So it's possible but not likely, that Pujols will continue to defy the odds and actually live up to such an incredible contract.
Projections that far out are all but impossible to make. Baseball Prospectus, who's about as good at this on a year to year basis as anybody out there, shows Pujols in 2019 hitting .306/.409/.554—but in only 301 plate appearances. Don't you think that if you had a 39-year-old who could hit like that, you'd find a way to get him into the lineup more than every other game? Yeah, me too.
But even if he does produce enough over the life of the contract, the likelihood of him still being even a productive player, much less a superstar, at age 41 is pretty low.
Barry Bonds, for example, racked up enough WAR in his 30s that even with a lost season at age 40 and reduced playing time at age 41, he still would have made the contract a bargain. Ditto for Ruth, who played only a handful of games at age 40 and none at all at 41, but was so good from ages 32-39 that the team would easily have made its money back on a contract like this one.
But those are the exceptions, not the rule, and anyway, getting enough value overall is not the only concern. Having an albatross of a contract around a franchise's collective neck is going to be a real problem if Pujols gets hurt or even if he becomes gradually less productive, like everyone else who's ever played major league baseball.
Few things tend to jade a fan base like knowing that the team is throwing money away on an unproductive player.

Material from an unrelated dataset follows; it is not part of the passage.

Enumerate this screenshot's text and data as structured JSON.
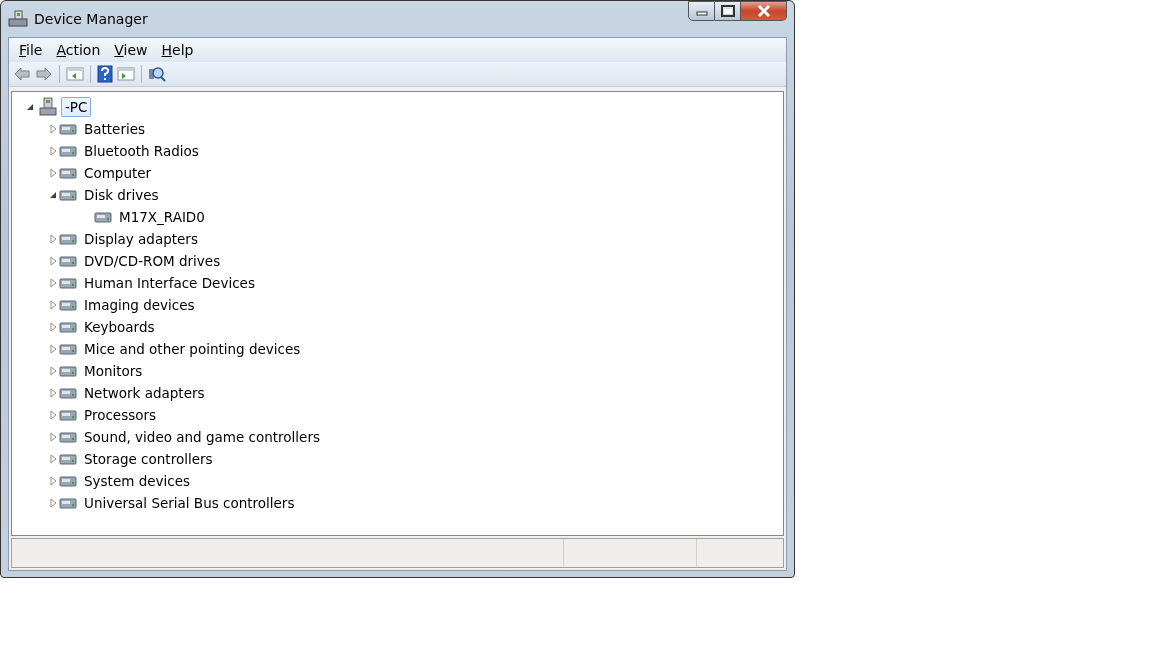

Even if he wins the MVP five more times in the next eight years, getting stuck with two years on the end of the contract during which Pujols will earn $50 or $60 million and not do much will sour a lot of folks on both him and the team, and more important, may hamper the team's ability to field a competitive roster.

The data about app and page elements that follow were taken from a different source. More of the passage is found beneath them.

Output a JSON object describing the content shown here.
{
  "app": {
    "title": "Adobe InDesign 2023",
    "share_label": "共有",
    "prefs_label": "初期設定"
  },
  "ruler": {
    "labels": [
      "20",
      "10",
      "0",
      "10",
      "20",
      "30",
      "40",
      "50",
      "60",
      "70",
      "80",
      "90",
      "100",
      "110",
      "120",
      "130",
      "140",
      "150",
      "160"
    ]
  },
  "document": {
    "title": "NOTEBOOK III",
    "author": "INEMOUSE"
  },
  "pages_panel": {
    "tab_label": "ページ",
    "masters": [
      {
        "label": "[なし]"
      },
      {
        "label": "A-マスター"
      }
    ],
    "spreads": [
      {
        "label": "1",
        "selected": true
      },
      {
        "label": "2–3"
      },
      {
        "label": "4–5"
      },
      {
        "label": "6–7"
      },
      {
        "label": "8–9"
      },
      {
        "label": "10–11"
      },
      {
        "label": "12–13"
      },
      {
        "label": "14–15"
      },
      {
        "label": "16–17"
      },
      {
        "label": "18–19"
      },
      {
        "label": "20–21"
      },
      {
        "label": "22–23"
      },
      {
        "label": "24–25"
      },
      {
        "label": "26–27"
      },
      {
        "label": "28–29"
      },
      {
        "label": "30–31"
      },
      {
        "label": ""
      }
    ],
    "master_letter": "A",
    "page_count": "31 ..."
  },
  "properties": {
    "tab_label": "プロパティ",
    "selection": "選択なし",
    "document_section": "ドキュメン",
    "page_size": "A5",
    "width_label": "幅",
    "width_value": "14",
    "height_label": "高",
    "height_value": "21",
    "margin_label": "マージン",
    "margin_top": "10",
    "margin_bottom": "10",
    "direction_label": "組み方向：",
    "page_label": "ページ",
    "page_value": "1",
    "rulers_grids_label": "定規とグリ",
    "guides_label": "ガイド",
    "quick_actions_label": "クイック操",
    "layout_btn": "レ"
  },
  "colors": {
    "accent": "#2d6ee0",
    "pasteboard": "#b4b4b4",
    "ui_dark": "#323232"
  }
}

Therefore, the Cards would do well to limit the length to, say, seven or eight years instead of 10, if at all possible. That might require them to go up a little in average salary, but it could be worth it to avoid having to pay the man $25 or $30 million to ride the bench in 2020.
Better yet, though, they should wait.

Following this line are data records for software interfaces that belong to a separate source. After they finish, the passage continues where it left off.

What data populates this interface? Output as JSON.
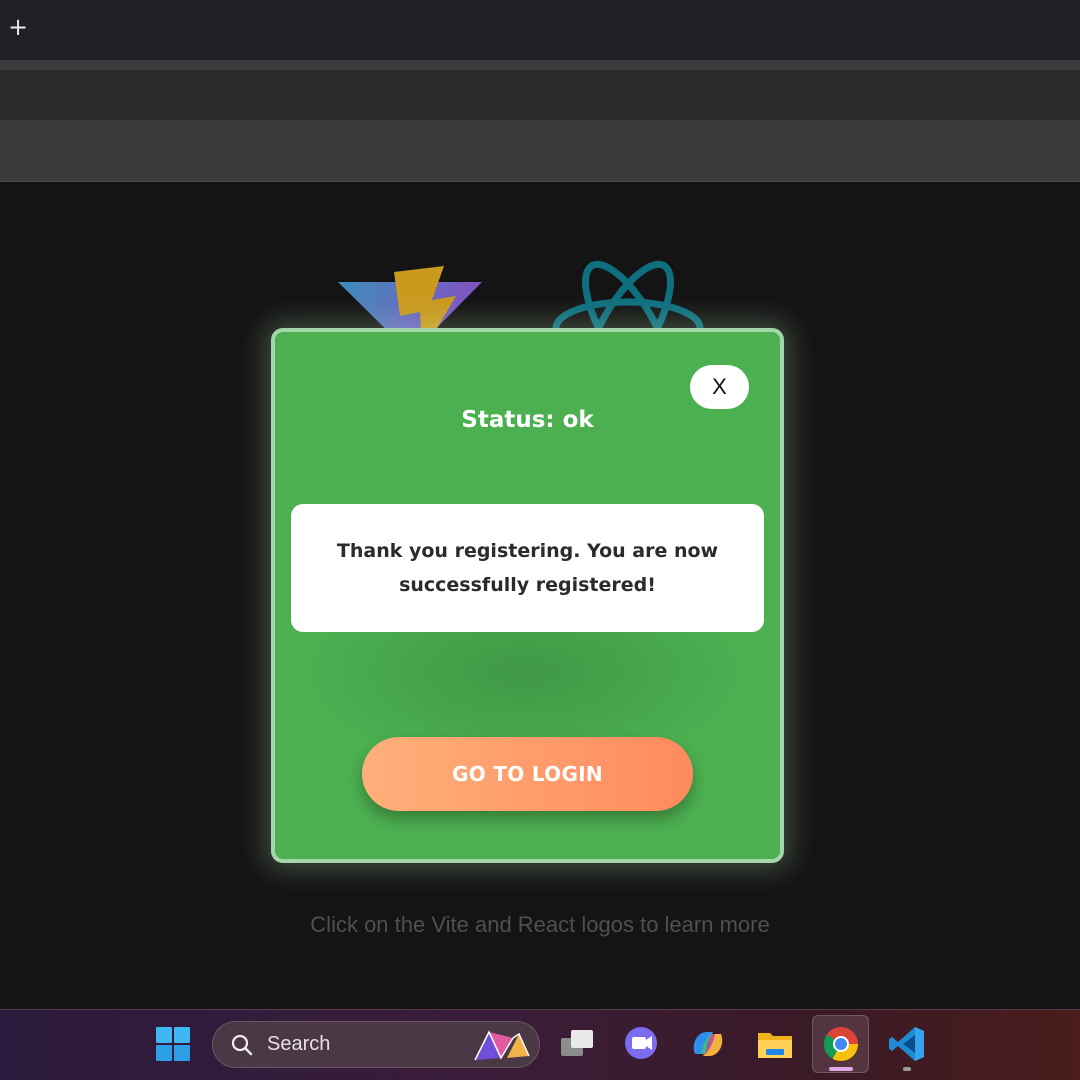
{
  "browser": {
    "new_tab_symbol": "+"
  },
  "app": {
    "hint_text": "Click on the Vite and React logos to learn more",
    "logos": [
      "vite-logo",
      "react-logo"
    ]
  },
  "modal": {
    "close_label": "X",
    "status_text": "Status: ok",
    "message": "Thank you registering. You are now successfully registered!",
    "button_label": "GO TO LOGIN",
    "colors": {
      "background": "#4caf50",
      "border": "#a5d6a7",
      "button_start": "#ffb07a",
      "button_end": "#ff8a5e"
    }
  },
  "taskbar": {
    "search_label": "Search",
    "apps": [
      {
        "name": "start-icon"
      },
      {
        "name": "task-view-icon"
      },
      {
        "name": "teams-meet-icon"
      },
      {
        "name": "copilot-icon"
      },
      {
        "name": "file-explorer-icon"
      },
      {
        "name": "chrome-icon",
        "active": true
      },
      {
        "name": "vscode-icon"
      }
    ]
  }
}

Pujols is under contract for 2011, and what's the worst that could happen? He wins another MVP award, and now they have to re-sign a four-time MVP award winner rather than a three-time winner. Maybe now it's $32 million per instead of $30 million. Big deal. But if he gets hurt or something, and they're on the hook for $300 million? That would be disastrous. Or if he plays, but shows some signs of decline, at least they have a leg to stand on in the negotiations, a way to justify not paying him quite so many millions for quite so many years.
Additionally, other teams will suddenly have a reason to be wary of signing him away from St. Louis. They're already at the top of the market for this player. He's as valuable as he's ever going to be, so why buy now? He'll have just as much reason to stay in St. Louis next winter as he does now, maybe more if they make a run or win another World Series or something.
So, my advice is: Wait.